The word “above,” sometimes translated “again,” is the Greek word anothen, and is called an adverb of place. It is used in Matthew 27:51 to describe how, upon the death of Jesus, the curtain in the Temple was torn from top (used there) to bottom, identifying the place it was torn from.

Nicodemus had trouble with this and Jesus continued leading him to see that the birth He was speaking of was from above by the Holy Spirit. The first birth was a natural birth, by water, but the second birth would be from above by the Holy Spirit, a spiritual birth. Then Jesus told him as straight as it gets, “…You must be born from above.” 3:7. The word “must” is the Greek word, day, and communicates the element of necessity, of no other choice.

For example, Jesus used this word when His parents found Him in the Temple as a twelve-year-old boy when He said, “Did you not know that I must be in my Father’s house?” Also in Matthew 16:21 as Jesus began to tell His disciples “…that he must go to Jerusalem and suffer many things…” And again in John 3:14 in His conversation with Nicodemus, “As Moses lifted up the serpent in the wilderness, so must the Son of Man be lifted up…” And again in 3:30 when John the Baptist said, “He must increase, but I must decrease.”

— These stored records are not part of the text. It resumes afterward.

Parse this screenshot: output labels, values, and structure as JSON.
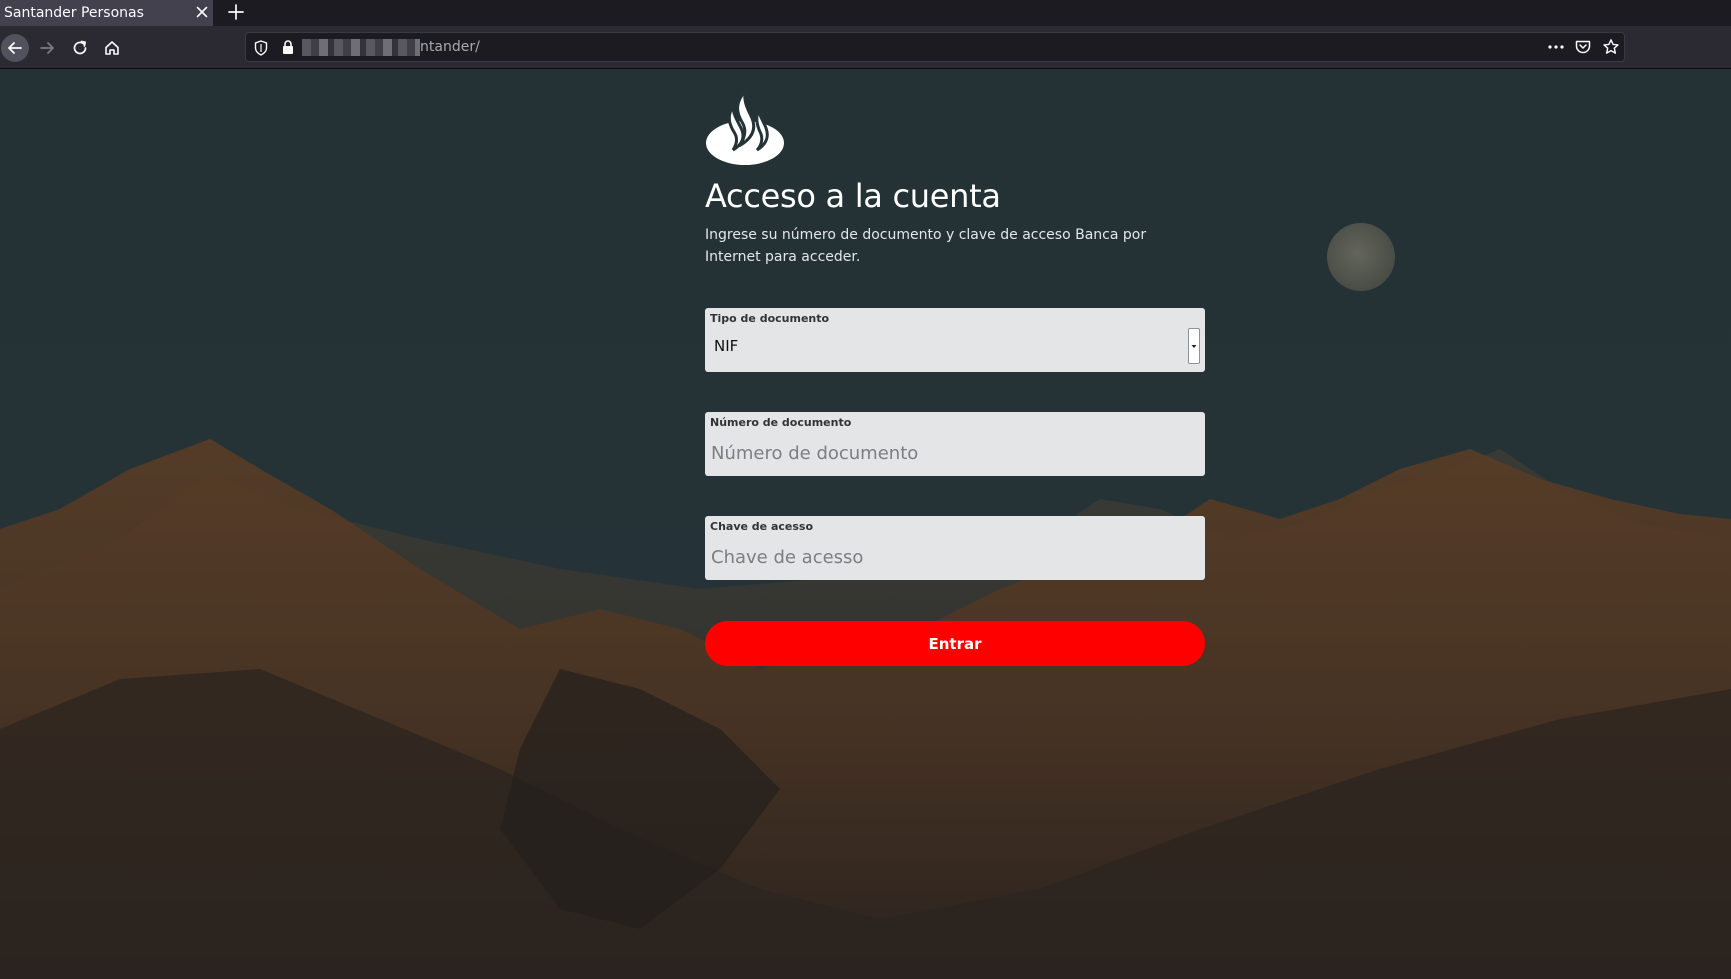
{
  "browser": {
    "tab_title": "Santander Personas",
    "url_visible": "ntander/",
    "icons": [
      "tab-close-icon",
      "new-tab-icon",
      "back-arrow-icon",
      "forward-arrow-icon",
      "reload-icon",
      "home-icon",
      "shield-icon",
      "lock-icon",
      "more-dots-icon",
      "pocket-icon",
      "bookmark-star-icon"
    ]
  },
  "page": {
    "logo": "santander-flame-logo",
    "heading": "Acceso a la cuenta",
    "subtitle": "Ingrese su número de documento y clave de acceso Banca por Internet para acceder.",
    "form": {
      "doc_type": {
        "label": "Tipo de documento",
        "value": "NIF"
      },
      "doc_number": {
        "label": "Número de documento",
        "placeholder": "Número de documento",
        "value": ""
      },
      "access_key": {
        "label": "Chave de acesso",
        "placeholder": "Chave de acesso",
        "value": ""
      },
      "submit_label": "Entrar"
    },
    "colors": {
      "accent": "#ff0000",
      "background": "#243236",
      "field_bg": "#e3e5e7",
      "text": "#ffffff"
    }
  }
}
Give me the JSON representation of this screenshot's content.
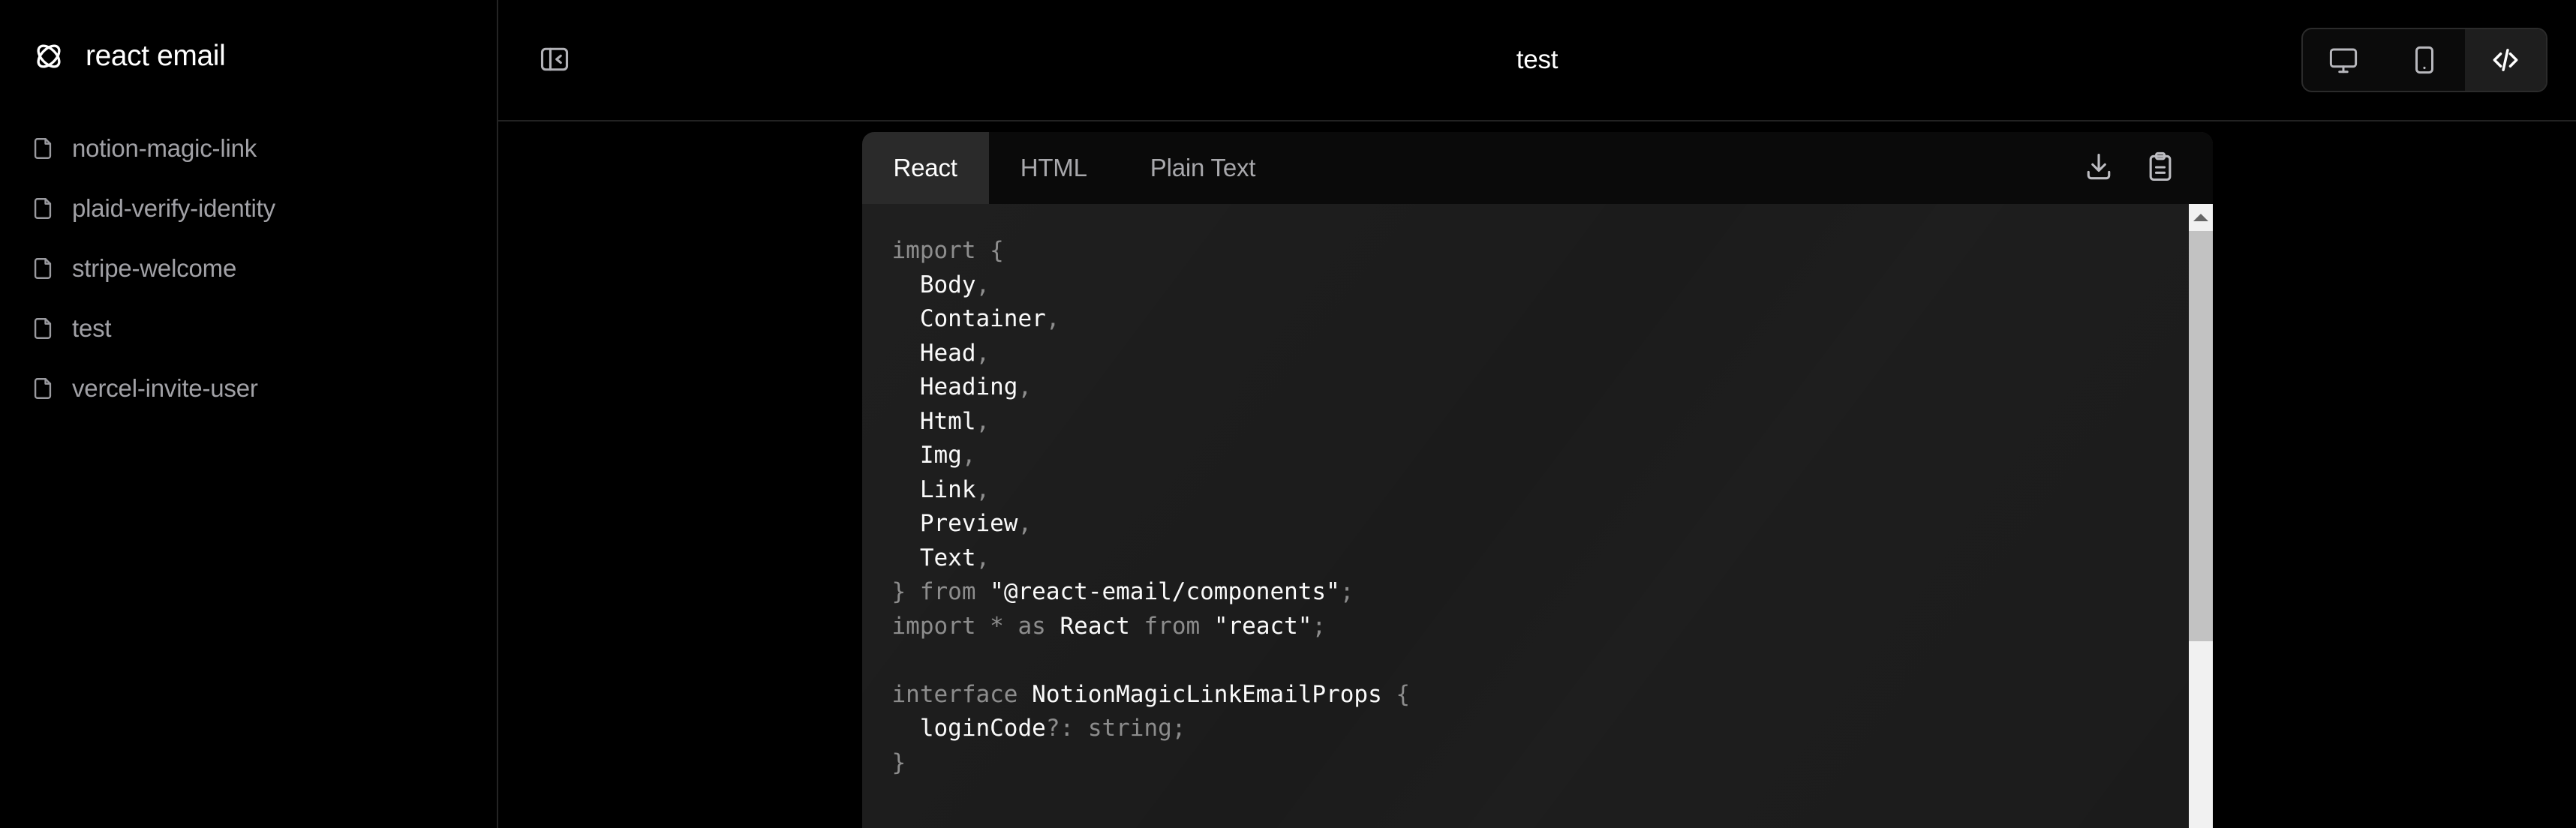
{
  "app": {
    "brand_name": "react email",
    "logo_icon": "atom-logo-icon"
  },
  "sidebar": {
    "items": [
      {
        "label": "notion-magic-link",
        "icon": "file-icon"
      },
      {
        "label": "plaid-verify-identity",
        "icon": "file-icon"
      },
      {
        "label": "stripe-welcome",
        "icon": "file-icon"
      },
      {
        "label": "test",
        "icon": "file-icon"
      },
      {
        "label": "vercel-invite-user",
        "icon": "file-icon"
      }
    ]
  },
  "topbar": {
    "collapse_icon": "panel-collapse-left-icon",
    "title": "test",
    "view_modes": [
      {
        "name": "desktop",
        "icon": "desktop-monitor-icon",
        "active": false
      },
      {
        "name": "mobile",
        "icon": "mobile-phone-icon",
        "active": false
      },
      {
        "name": "source",
        "icon": "code-brackets-icon",
        "active": true
      }
    ]
  },
  "code_panel": {
    "tabs": [
      {
        "label": "React",
        "active": true
      },
      {
        "label": "HTML",
        "active": false
      },
      {
        "label": "Plain Text",
        "active": false
      }
    ],
    "actions": [
      {
        "name": "download",
        "icon": "download-icon"
      },
      {
        "name": "copy",
        "icon": "clipboard-icon"
      }
    ],
    "language": "tsx",
    "code_lines": [
      "import {",
      "  Body,",
      "  Container,",
      "  Head,",
      "  Heading,",
      "  Html,",
      "  Img,",
      "  Link,",
      "  Preview,",
      "  Text,",
      "} from \"@react-email/components\";",
      "import * as React from \"react\";",
      "",
      "interface NotionMagicLinkEmailProps {",
      "  loginCode?: string;",
      "}"
    ],
    "scrollbar": {
      "up_arrow": "scroll-up-arrow",
      "thumb_position": "top"
    }
  },
  "colors": {
    "background": "#000000",
    "sidebar_border": "#242424",
    "panel_background": "#1b1b1b",
    "tabbar_background": "#0a0a0a",
    "active_tab_background": "#2a2a2a",
    "text_primary": "#ffffff",
    "text_muted": "#a1a1a6",
    "keyword": "#8c8c8c",
    "scrollbar_track": "#f1f1f1",
    "scrollbar_thumb": "#c2c2c2"
  }
}
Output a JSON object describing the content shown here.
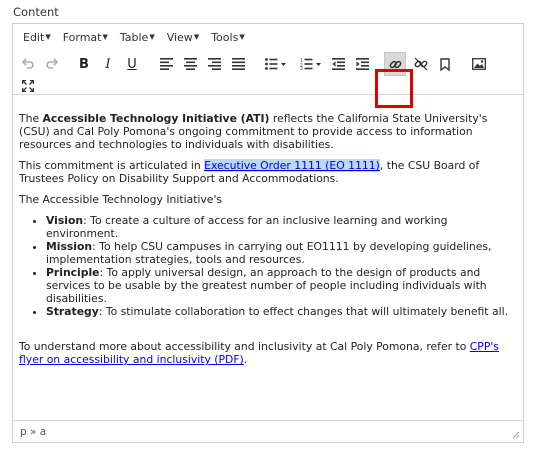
{
  "field_label": "Content",
  "menubar": {
    "items": [
      {
        "label": "Edit"
      },
      {
        "label": "Format"
      },
      {
        "label": "Table"
      },
      {
        "label": "View"
      },
      {
        "label": "Tools"
      }
    ]
  },
  "toolbar": {
    "buttons": [
      "undo-icon",
      "redo-icon",
      "bold-icon",
      "italic-icon",
      "underline-icon",
      "align-left-icon",
      "align-center-icon",
      "align-right-icon",
      "align-justify-icon",
      "bullet-list-icon",
      "numbered-list-icon",
      "outdent-icon",
      "indent-icon",
      "link-icon",
      "unlink-icon",
      "bookmark-icon",
      "image-icon",
      "fullscreen-icon"
    ],
    "active_button": "link-icon",
    "highlight_color": "#e00000",
    "bold_glyph": "B",
    "italic_glyph": "I",
    "underline_glyph": "U"
  },
  "content": {
    "p1": {
      "before": "The ",
      "bold": "Accessible Technology Initiative (ATI)",
      "after": " reflects the California State University's (CSU) and Cal Poly Pomona's ongoing commitment to provide access to information resources and technologies to individuals with disabilities."
    },
    "p2": {
      "before": "This commitment is articulated in ",
      "link": "Executive Order 1111 (EO 1111)",
      "after": ", the CSU Board of Trustees Policy on Disability Support and Accommodations."
    },
    "p3": "The Accessible Technology Initiative's",
    "list": [
      {
        "term": "Vision",
        "text": ": To create a culture of access for an inclusive learning and working environment."
      },
      {
        "term": "Mission",
        "text": ": To help CSU campuses in carrying out EO1111 by developing guidelines, implementation strategies, tools and resources."
      },
      {
        "term": "Principle",
        "text": ": To apply universal design, an approach to the design of products and services to be usable by the greatest number of people including individuals with disabilities."
      },
      {
        "term": "Strategy",
        "text": ": To stimulate collaboration to effect changes that will ultimately benefit all."
      }
    ],
    "p4": {
      "before": "To understand more about accessibility and inclusivity at Cal Poly Pomona, refer to ",
      "link": "CPP's flyer on accessibility and inclusivity (PDF)",
      "after": "."
    }
  },
  "statusbar": {
    "path": "p » a"
  },
  "colors": {
    "link": "#0000ee",
    "selection": "#bcd7f7",
    "highlight": "#e00000"
  }
}
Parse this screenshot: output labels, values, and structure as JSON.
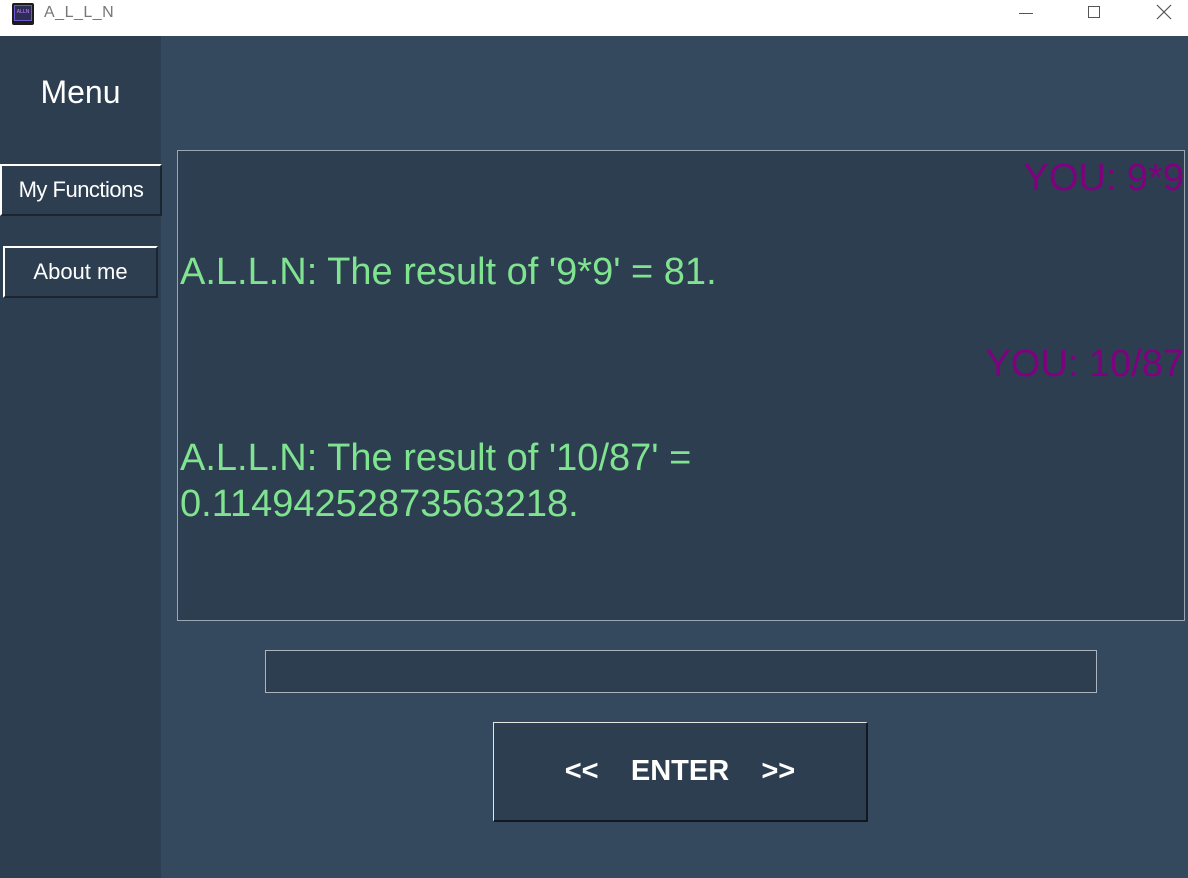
{
  "window": {
    "title": "A_L_L_N",
    "icon_text": "ALLN",
    "controls": {
      "minimize_icon": "minimize-icon",
      "maximize_icon": "maximize-icon",
      "close_icon": "close-icon"
    }
  },
  "colors": {
    "background": "#34495e",
    "panel": "#2c3e50",
    "user_text": "#800080",
    "bot_text": "#7fe38f",
    "label_text": "#ffffff"
  },
  "sidebar": {
    "title": "Menu",
    "buttons": [
      {
        "label": "My Functions"
      },
      {
        "label": "About me"
      }
    ]
  },
  "chat": {
    "messages": [
      {
        "sender": "user",
        "text": "YOU: 9*9"
      },
      {
        "sender": "bot",
        "lines": [
          "A.L.L.N: The result of '9*9' = 81."
        ]
      },
      {
        "sender": "user",
        "text": "YOU: 10/87"
      },
      {
        "sender": "bot",
        "lines": [
          "A.L.L.N: The result of '10/87' =",
          "0.11494252873563218."
        ]
      }
    ]
  },
  "input": {
    "value": "",
    "placeholder": ""
  },
  "enter_button": {
    "label": "<<    ENTER    >>"
  }
}
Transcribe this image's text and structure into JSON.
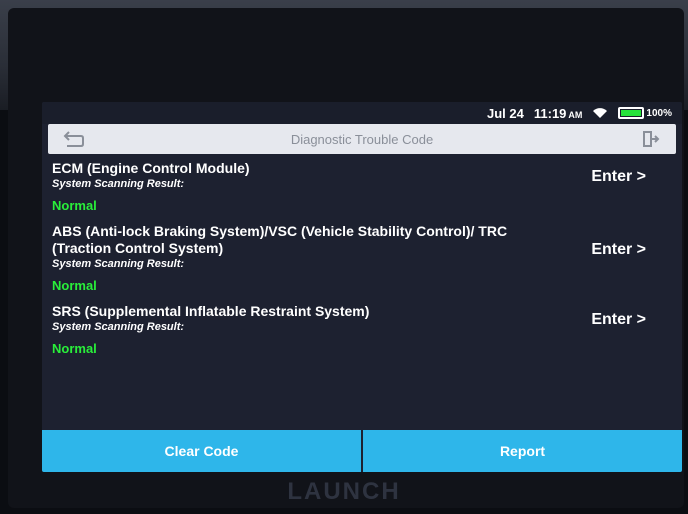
{
  "status": {
    "date": "Jul 24",
    "time": "11:19",
    "ampm": "AM",
    "battery": "100%",
    "battery_level": 1.0
  },
  "header": {
    "title": "Diagnostic Trouble Code"
  },
  "systems": [
    {
      "name": "ECM (Engine Control Module)",
      "result_label": "System Scanning Result:",
      "result": "Normal",
      "enter_label": "Enter >"
    },
    {
      "name": "ABS (Anti-lock Braking System)/VSC (Vehicle Stability Control)/ TRC (Traction Control System)",
      "result_label": "System Scanning Result:",
      "result": "Normal",
      "enter_label": "Enter >"
    },
    {
      "name": "SRS (Supplemental Inflatable Restraint System)",
      "result_label": "System Scanning Result:",
      "result": "Normal",
      "enter_label": "Enter >"
    }
  ],
  "footer": {
    "clear_label": "Clear Code",
    "report_label": "Report"
  },
  "brand": "LAUNCH",
  "colors": {
    "accent": "#2eb6ea",
    "normal": "#29ef3a",
    "screen_bg": "#1d2130"
  }
}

It was during this personal conversation with Nicodemus that Jesus said the words that are learned by every believer, “For God so loved the world, that he gave his only Son, that whoever believes in him should not perish but have eternal life.” John 3:16. The Greek phrase “believes in” is, pestuo ice, and literally means to “believe into.” It is not an agreement of fact, but rather a direction, a destination, a location, which means that when you believe in Jesus, you follow after Him, you rest in Him, you are found with Him.

Nicodemus learned that night with Jesus that there was only one way into God’s Kingdom; to be born from above by the Holy Spirit by the sacrifice of Jesus Christ and through faith in Him. There is no other choice but this one. It is an invitation from God and an individual choice that each person must make. The invitation is also a promise from God of life with Him, eternal life.

When you respond to His invitation by receiving His promise, you are born from above and have faith in Christ. God the Father offers His Son to you because of His eternal love for you, in order to live His Life through you, as you, before Him, and the watching world around you. The Holy Spirit makes it happen and the Son is glorified by this, which brings the Father great pleasure. And this is what it means to worship the Father in spirit and truth